[Material provided — start]

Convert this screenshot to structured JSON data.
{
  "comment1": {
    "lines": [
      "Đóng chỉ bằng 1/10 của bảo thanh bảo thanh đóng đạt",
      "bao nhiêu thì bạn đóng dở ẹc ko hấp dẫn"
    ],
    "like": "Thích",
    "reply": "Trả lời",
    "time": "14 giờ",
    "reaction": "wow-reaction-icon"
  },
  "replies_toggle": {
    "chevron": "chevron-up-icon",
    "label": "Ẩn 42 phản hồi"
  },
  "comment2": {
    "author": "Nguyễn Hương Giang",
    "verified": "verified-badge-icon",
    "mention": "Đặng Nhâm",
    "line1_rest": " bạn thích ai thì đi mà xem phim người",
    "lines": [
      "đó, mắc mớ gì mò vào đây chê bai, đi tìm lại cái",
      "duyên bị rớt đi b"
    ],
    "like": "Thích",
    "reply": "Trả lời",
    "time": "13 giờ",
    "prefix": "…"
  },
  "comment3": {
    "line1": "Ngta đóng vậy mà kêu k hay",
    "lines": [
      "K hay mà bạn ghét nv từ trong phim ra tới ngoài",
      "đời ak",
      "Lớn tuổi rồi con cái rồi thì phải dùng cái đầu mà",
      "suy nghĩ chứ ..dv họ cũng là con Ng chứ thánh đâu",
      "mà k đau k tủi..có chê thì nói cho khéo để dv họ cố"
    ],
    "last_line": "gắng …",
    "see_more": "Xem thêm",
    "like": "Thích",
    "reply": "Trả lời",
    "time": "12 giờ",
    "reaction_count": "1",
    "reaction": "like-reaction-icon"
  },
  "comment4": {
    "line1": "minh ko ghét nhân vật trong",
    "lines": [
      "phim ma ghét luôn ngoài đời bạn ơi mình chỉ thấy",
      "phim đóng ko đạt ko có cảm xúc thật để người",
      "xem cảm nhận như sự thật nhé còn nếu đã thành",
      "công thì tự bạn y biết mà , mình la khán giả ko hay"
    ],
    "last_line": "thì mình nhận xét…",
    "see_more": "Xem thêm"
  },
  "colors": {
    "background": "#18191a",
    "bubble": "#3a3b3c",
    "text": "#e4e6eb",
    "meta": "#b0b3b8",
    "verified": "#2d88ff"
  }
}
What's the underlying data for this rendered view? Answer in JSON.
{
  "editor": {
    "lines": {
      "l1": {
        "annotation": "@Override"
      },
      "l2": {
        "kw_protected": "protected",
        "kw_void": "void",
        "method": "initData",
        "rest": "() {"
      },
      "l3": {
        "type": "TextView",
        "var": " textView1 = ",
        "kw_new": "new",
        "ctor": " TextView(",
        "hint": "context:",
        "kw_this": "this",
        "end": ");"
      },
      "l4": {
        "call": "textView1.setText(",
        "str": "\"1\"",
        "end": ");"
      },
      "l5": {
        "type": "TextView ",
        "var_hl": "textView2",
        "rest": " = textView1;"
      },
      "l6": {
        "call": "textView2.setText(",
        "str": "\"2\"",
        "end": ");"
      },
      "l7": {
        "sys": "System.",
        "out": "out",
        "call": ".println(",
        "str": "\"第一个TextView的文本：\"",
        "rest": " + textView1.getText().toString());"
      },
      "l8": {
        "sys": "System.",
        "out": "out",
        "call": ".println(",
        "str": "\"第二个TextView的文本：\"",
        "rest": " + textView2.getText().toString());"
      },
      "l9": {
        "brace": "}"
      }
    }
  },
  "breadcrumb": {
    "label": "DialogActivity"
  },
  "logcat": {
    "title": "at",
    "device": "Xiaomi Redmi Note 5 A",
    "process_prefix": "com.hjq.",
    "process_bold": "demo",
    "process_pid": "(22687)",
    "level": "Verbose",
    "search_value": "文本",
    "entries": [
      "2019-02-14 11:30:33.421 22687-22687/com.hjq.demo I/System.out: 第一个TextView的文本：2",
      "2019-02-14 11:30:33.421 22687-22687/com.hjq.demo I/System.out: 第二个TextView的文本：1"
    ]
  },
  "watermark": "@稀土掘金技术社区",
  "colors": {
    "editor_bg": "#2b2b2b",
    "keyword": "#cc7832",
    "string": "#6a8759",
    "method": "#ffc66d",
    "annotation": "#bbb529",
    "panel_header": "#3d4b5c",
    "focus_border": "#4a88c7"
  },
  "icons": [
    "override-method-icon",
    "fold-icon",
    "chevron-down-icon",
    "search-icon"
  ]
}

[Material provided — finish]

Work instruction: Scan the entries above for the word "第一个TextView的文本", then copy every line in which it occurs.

Output of the task:
        "str": "\"第一个TextView的文本：\"",
      "2019-02-14 11:30:33.421 22687-22687/com.hjq.demo I/System.out: 第一个TextView的文本：2",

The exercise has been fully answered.